Looking at a photo of Hemeroplanes triptolemus, nine out of ten people would swear it’s a snake. But look closer, and you’ll realize there’s something peculiar about it – the body is unusually short and ends abruptly with a large reptilian head. The truth is, it’s not a snake at all. The Hemeroplanes is actually a caterpillar pretending to be a snake. And it does a darn good impression of the deadly creature, often fooling curious travelers and predators alike.
Hemeroplanes are moths of to the Sphingidae family, found in many parts of South America, Africa and Central America. In the larval form, they are capable of expanding their anterior body segments to closely resemble a snake, complete with reptilian scales and scary eyes. To make their mimicking act even more believable, the harmless caterpillar will sometimes even snap at potential predators.

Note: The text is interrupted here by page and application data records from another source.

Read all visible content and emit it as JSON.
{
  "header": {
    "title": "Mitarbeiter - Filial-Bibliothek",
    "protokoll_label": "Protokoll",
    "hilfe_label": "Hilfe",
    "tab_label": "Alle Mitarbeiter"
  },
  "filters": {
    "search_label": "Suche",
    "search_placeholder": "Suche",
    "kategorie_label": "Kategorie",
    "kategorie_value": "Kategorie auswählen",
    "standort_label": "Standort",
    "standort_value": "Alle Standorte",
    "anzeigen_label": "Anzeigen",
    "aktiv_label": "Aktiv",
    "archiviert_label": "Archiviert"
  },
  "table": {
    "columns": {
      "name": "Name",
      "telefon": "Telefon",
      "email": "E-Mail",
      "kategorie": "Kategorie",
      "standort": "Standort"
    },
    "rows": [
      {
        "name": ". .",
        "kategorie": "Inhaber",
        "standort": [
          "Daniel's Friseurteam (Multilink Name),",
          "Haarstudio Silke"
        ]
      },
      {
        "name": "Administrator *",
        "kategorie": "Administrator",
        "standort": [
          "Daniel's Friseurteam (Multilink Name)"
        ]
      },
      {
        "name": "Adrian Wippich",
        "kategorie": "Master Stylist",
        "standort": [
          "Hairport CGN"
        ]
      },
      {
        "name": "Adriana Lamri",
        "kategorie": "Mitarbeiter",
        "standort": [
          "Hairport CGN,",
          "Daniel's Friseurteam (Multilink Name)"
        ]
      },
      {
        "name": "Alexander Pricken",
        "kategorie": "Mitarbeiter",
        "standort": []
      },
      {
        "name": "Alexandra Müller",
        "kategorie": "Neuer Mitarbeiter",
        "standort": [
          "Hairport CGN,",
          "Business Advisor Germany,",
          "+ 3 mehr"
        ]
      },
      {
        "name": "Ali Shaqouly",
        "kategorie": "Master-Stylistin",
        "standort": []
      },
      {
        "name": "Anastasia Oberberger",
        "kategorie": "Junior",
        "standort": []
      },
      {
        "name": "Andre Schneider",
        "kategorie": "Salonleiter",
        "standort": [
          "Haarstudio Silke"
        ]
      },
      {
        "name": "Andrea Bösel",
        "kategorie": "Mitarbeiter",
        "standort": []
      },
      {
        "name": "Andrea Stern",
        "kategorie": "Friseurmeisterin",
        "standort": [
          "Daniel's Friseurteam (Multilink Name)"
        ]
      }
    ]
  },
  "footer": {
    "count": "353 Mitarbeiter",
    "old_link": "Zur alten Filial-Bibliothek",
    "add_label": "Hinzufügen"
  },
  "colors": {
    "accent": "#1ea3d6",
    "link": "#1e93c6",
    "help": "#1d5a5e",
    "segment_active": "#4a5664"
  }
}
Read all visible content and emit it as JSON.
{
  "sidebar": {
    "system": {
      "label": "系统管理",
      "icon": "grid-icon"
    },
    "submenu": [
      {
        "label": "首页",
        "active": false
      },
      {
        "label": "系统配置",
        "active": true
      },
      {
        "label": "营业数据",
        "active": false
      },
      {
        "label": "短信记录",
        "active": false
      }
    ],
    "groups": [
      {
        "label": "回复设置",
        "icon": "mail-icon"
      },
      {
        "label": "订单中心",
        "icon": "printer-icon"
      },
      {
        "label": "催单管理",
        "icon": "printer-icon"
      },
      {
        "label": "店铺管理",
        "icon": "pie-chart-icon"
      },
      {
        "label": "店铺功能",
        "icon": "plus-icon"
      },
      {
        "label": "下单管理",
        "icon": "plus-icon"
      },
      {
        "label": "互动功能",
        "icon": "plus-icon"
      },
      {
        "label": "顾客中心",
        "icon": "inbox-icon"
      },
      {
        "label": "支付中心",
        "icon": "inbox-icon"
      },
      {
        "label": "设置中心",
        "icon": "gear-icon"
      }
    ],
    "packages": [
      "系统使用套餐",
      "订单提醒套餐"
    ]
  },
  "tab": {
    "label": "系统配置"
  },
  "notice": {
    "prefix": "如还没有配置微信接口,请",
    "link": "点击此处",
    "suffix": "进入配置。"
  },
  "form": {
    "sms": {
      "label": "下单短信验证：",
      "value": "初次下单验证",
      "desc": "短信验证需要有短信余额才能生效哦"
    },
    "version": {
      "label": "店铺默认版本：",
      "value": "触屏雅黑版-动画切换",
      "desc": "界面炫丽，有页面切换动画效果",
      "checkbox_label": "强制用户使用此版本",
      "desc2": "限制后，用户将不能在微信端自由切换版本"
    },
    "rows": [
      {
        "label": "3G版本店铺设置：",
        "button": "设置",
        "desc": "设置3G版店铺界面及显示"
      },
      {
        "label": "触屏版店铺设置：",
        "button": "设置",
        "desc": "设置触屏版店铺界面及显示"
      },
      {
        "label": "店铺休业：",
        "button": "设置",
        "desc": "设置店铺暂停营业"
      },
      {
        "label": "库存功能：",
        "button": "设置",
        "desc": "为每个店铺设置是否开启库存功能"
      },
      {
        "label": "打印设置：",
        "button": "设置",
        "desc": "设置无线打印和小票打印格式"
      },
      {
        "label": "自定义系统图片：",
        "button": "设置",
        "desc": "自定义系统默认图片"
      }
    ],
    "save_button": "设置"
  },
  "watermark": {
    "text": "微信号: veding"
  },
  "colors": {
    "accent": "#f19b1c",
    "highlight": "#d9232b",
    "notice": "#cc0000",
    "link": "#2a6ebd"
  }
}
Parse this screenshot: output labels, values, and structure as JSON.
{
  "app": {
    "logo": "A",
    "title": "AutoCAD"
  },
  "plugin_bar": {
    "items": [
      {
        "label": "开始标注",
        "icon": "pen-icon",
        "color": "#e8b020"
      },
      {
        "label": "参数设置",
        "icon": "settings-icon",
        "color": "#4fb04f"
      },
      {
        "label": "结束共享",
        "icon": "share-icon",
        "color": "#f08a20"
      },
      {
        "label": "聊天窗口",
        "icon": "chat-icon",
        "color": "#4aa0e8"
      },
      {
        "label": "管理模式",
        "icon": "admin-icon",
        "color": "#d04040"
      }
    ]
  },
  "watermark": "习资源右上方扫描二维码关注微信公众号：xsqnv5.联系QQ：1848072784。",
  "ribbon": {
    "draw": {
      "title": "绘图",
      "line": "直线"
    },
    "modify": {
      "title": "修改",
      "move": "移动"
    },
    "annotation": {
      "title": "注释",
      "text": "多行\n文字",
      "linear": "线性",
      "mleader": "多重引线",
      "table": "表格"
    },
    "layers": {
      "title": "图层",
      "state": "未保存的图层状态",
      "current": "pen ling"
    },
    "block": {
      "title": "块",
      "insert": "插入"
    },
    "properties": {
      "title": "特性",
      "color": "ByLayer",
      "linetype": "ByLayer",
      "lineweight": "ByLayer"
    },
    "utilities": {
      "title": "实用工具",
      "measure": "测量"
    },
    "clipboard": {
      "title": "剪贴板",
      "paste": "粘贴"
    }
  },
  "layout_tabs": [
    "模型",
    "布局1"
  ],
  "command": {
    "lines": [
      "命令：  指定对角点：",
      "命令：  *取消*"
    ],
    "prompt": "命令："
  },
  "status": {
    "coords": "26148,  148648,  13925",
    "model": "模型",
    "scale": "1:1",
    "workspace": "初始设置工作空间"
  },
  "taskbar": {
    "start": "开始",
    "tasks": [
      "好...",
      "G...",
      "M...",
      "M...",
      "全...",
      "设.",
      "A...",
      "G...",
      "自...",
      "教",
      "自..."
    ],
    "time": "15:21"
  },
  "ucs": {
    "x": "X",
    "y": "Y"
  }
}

Of course, they have no real fangs so they can’t really do any serious damage, but their appearance is convincing enough to scare even humans away,